■ WORK TO COMPLETE
An exact copy of every entry is needed here; the images stay out.

■ DATA EXCERPTS
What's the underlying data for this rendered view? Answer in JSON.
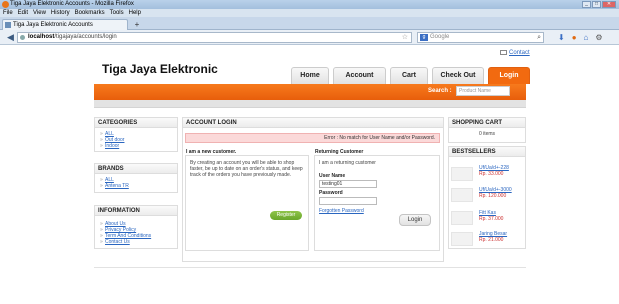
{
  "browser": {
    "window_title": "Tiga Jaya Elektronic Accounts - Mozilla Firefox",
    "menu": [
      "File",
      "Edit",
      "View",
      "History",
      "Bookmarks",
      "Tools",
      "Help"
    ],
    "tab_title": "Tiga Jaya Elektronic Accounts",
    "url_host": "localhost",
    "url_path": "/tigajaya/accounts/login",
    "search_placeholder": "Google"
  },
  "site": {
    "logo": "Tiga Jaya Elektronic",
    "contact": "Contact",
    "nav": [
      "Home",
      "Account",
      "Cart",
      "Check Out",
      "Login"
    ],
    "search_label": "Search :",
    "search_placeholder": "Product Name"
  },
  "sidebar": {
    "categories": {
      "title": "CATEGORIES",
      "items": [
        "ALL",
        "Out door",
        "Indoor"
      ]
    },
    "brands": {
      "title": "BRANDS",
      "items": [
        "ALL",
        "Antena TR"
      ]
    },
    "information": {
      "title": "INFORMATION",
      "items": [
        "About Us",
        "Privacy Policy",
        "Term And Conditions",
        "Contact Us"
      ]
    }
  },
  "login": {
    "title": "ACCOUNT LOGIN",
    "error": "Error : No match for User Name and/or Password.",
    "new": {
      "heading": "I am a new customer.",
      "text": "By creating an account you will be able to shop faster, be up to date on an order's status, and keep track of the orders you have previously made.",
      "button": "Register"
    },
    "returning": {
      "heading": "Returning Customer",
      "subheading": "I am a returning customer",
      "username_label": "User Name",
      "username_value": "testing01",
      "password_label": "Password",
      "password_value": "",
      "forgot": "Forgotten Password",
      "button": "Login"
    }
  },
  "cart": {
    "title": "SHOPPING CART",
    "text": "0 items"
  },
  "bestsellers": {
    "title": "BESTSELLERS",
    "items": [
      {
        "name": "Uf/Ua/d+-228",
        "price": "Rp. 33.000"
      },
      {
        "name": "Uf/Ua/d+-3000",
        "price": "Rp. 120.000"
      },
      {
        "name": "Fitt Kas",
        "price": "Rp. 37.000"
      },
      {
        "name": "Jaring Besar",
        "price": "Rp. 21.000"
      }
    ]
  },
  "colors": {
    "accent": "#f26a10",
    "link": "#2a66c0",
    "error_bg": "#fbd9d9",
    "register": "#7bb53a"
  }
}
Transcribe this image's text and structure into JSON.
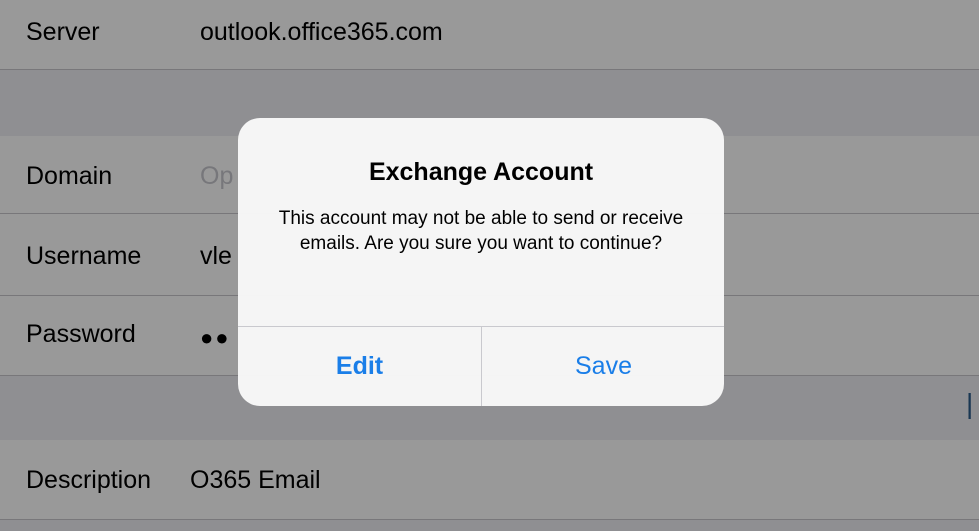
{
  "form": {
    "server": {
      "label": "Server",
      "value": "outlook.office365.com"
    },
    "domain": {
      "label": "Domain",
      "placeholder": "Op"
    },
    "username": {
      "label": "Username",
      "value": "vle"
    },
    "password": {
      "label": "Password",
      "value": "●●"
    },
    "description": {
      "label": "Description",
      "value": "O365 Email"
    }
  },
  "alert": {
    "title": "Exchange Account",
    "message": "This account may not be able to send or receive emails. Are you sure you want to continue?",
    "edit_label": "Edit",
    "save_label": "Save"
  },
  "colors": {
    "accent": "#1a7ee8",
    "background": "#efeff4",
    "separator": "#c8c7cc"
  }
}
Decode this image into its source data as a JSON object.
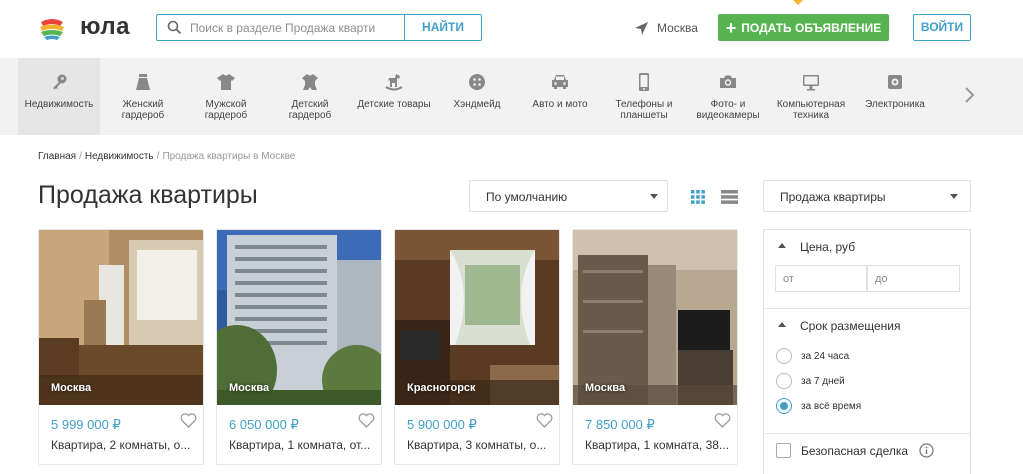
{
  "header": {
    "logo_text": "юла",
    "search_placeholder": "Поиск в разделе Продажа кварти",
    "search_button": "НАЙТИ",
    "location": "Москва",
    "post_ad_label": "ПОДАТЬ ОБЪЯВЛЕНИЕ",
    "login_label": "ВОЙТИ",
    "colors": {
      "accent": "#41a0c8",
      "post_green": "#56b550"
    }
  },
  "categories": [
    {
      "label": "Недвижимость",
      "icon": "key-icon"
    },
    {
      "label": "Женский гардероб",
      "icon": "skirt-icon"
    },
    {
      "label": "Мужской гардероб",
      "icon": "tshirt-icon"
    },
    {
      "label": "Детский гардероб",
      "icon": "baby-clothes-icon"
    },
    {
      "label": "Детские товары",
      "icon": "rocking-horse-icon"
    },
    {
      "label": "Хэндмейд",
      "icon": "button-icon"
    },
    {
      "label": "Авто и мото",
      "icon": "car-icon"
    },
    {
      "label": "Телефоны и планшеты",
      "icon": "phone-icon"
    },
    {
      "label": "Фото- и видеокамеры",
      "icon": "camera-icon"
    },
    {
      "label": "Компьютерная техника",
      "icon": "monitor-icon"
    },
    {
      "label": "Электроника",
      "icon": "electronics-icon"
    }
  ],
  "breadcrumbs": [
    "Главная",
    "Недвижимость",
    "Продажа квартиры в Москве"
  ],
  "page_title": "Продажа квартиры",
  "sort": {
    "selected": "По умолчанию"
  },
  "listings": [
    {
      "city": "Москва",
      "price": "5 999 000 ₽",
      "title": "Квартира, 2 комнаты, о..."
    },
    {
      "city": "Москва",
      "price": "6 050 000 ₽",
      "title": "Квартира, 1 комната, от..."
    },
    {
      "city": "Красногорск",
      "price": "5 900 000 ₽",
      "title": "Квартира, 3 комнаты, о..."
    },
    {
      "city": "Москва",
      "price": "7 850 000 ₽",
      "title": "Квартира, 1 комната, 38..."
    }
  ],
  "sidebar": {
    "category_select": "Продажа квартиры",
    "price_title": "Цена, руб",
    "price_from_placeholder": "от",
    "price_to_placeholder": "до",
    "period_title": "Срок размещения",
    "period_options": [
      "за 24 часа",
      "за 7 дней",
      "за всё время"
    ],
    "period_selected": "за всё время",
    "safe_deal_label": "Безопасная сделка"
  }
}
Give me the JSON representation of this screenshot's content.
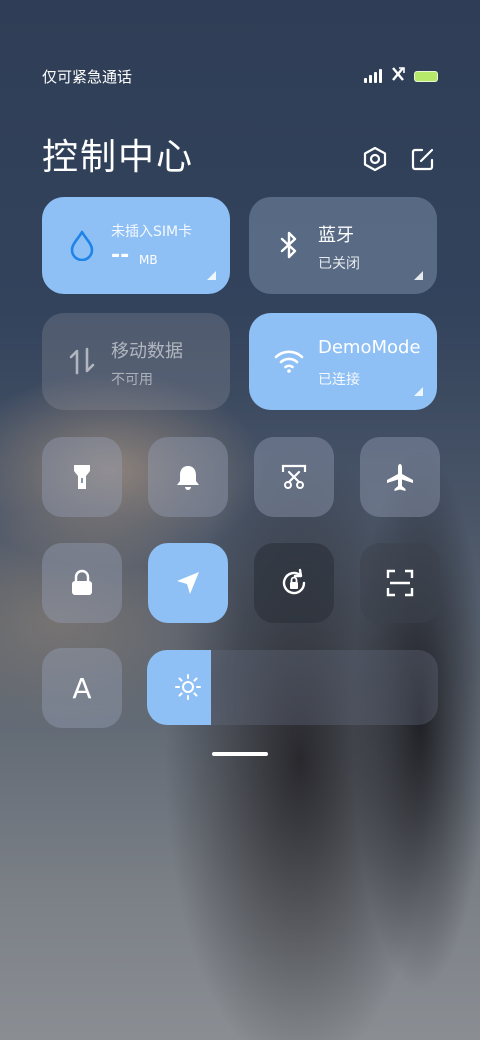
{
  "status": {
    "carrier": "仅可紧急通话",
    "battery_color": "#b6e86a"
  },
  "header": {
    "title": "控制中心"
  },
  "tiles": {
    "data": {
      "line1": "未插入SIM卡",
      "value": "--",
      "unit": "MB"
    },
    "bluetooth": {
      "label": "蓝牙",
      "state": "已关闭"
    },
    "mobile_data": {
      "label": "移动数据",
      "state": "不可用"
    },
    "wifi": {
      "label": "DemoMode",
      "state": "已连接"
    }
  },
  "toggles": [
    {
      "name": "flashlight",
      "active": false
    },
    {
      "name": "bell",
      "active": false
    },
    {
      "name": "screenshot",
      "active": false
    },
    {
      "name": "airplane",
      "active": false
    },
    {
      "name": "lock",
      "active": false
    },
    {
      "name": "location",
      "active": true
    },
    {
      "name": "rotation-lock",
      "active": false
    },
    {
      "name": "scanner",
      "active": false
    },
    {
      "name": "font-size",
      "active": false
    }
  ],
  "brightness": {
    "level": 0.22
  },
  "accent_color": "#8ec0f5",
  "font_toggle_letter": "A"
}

■ RESPONSE TO THE EXERCISE
What's the underlying data for this rendered view? Answer in JSON.
{
  "browser": {
    "window_title": "Tiga Jaya Elektronic Accounts - Mozilla Firefox",
    "menu": [
      "File",
      "Edit",
      "View",
      "History",
      "Bookmarks",
      "Tools",
      "Help"
    ],
    "tab_title": "Tiga Jaya Elektronic Accounts",
    "url_host": "localhost",
    "url_path": "/tigajaya/accounts/login",
    "search_placeholder": "Google"
  },
  "site": {
    "logo": "Tiga Jaya Elektronic",
    "contact": "Contact",
    "nav": [
      "Home",
      "Account",
      "Cart",
      "Check Out",
      "Login"
    ],
    "search_label": "Search :",
    "search_placeholder": "Product Name"
  },
  "sidebar": {
    "categories": {
      "title": "CATEGORIES",
      "items": [
        "ALL",
        "Out door",
        "Indoor"
      ]
    },
    "brands": {
      "title": "BRANDS",
      "items": [
        "ALL",
        "Antena TR"
      ]
    },
    "information": {
      "title": "INFORMATION",
      "items": [
        "About Us",
        "Privacy Policy",
        "Term And Conditions",
        "Contact Us"
      ]
    }
  },
  "login": {
    "title": "ACCOUNT LOGIN",
    "error": "Error : No match for User Name and/or Password.",
    "new": {
      "heading": "I am a new customer.",
      "text": "By creating an account you will be able to shop faster, be up to date on an order's status, and keep track of the orders you have previously made.",
      "button": "Register"
    },
    "returning": {
      "heading": "Returning Customer",
      "subheading": "I am a returning customer",
      "username_label": "User Name",
      "username_value": "testing01",
      "password_label": "Password",
      "password_value": "",
      "forgot": "Forgotten Password",
      "button": "Login"
    }
  },
  "cart": {
    "title": "SHOPPING CART",
    "text": "0 items"
  },
  "bestsellers": {
    "title": "BESTSELLERS",
    "items": [
      {
        "name": "Uf/Ua/d+-228",
        "price": "Rp. 33.000"
      },
      {
        "name": "Uf/Ua/d+-3000",
        "price": "Rp. 120.000"
      },
      {
        "name": "Fitt Kas",
        "price": "Rp. 37.000"
      },
      {
        "name": "Jaring Besar",
        "price": "Rp. 21.000"
      }
    ]
  },
  "colors": {
    "accent": "#f26a10",
    "link": "#2a66c0",
    "error_bg": "#fbd9d9",
    "register": "#7bb53a"
  }
}
Transcribe this image's text and structure into JSON.
{
  "form": {
    "server": {
      "label": "Server",
      "value": "outlook.office365.com"
    },
    "domain": {
      "label": "Domain",
      "placeholder": "Op"
    },
    "username": {
      "label": "Username",
      "value": "vle"
    },
    "password": {
      "label": "Password",
      "value": "●●"
    },
    "description": {
      "label": "Description",
      "value": "O365 Email"
    }
  },
  "alert": {
    "title": "Exchange Account",
    "message": "This account may not be able to send or receive emails. Are you sure you want to continue?",
    "edit_label": "Edit",
    "save_label": "Save"
  },
  "colors": {
    "accent": "#1a7ee8",
    "background": "#efeff4",
    "separator": "#c8c7cc"
  }
}
Decode this image into its source data as a JSON object.
{
  "header": {
    "logo_text": "юла",
    "search_placeholder": "Поиск в разделе Продажа кварти",
    "search_button": "НАЙТИ",
    "location": "Москва",
    "post_ad_label": "ПОДАТЬ ОБЪЯВЛЕНИЕ",
    "login_label": "ВОЙТИ",
    "colors": {
      "accent": "#41a0c8",
      "post_green": "#56b550"
    }
  },
  "categories": [
    {
      "label": "Недвижимость",
      "icon": "key-icon"
    },
    {
      "label": "Женский гардероб",
      "icon": "skirt-icon"
    },
    {
      "label": "Мужской гардероб",
      "icon": "tshirt-icon"
    },
    {
      "label": "Детский гардероб",
      "icon": "baby-clothes-icon"
    },
    {
      "label": "Детские товары",
      "icon": "rocking-horse-icon"
    },
    {
      "label": "Хэндмейд",
      "icon": "button-icon"
    },
    {
      "label": "Авто и мото",
      "icon": "car-icon"
    },
    {
      "label": "Телефоны и планшеты",
      "icon": "phone-icon"
    },
    {
      "label": "Фото- и видеокамеры",
      "icon": "camera-icon"
    },
    {
      "label": "Компьютерная техника",
      "icon": "monitor-icon"
    },
    {
      "label": "Электроника",
      "icon": "electronics-icon"
    }
  ],
  "breadcrumbs": [
    "Главная",
    "Недвижимость",
    "Продажа квартиры в Москве"
  ],
  "page_title": "Продажа квартиры",
  "sort": {
    "selected": "По умолчанию"
  },
  "listings": [
    {
      "city": "Москва",
      "price": "5 999 000 ₽",
      "title": "Квартира, 2 комнаты, о..."
    },
    {
      "city": "Москва",
      "price": "6 050 000 ₽",
      "title": "Квартира, 1 комната, от..."
    },
    {
      "city": "Красногорск",
      "price": "5 900 000 ₽",
      "title": "Квартира, 3 комнаты, о..."
    },
    {
      "city": "Москва",
      "price": "7 850 000 ₽",
      "title": "Квартира, 1 комната, 38..."
    }
  ],
  "sidebar": {
    "category_select": "Продажа квартиры",
    "price_title": "Цена, руб",
    "price_from_placeholder": "от",
    "price_to_placeholder": "до",
    "period_title": "Срок размещения",
    "period_options": [
      "за 24 часа",
      "за 7 дней",
      "за всё время"
    ],
    "period_selected": "за всё время",
    "safe_deal_label": "Безопасная сделка"
  }
}
Give me the JSON representation of this screenshot's content.
{
  "status": {
    "carrier": "仅可紧急通话",
    "battery_color": "#b6e86a"
  },
  "header": {
    "title": "控制中心"
  },
  "tiles": {
    "data": {
      "line1": "未插入SIM卡",
      "value": "--",
      "unit": "MB"
    },
    "bluetooth": {
      "label": "蓝牙",
      "state": "已关闭"
    },
    "mobile_data": {
      "label": "移动数据",
      "state": "不可用"
    },
    "wifi": {
      "label": "DemoMode",
      "state": "已连接"
    }
  },
  "toggles": [
    {
      "name": "flashlight",
      "active": false
    },
    {
      "name": "bell",
      "active": false
    },
    {
      "name": "screenshot",
      "active": false
    },
    {
      "name": "airplane",
      "active": false
    },
    {
      "name": "lock",
      "active": false
    },
    {
      "name": "location",
      "active": true
    },
    {
      "name": "rotation-lock",
      "active": false
    },
    {
      "name": "scanner",
      "active": false
    },
    {
      "name": "font-size",
      "active": false
    }
  ],
  "brightness": {
    "level": 0.22
  },
  "accent_color": "#8ec0f5",
  "font_toggle_letter": "A"
}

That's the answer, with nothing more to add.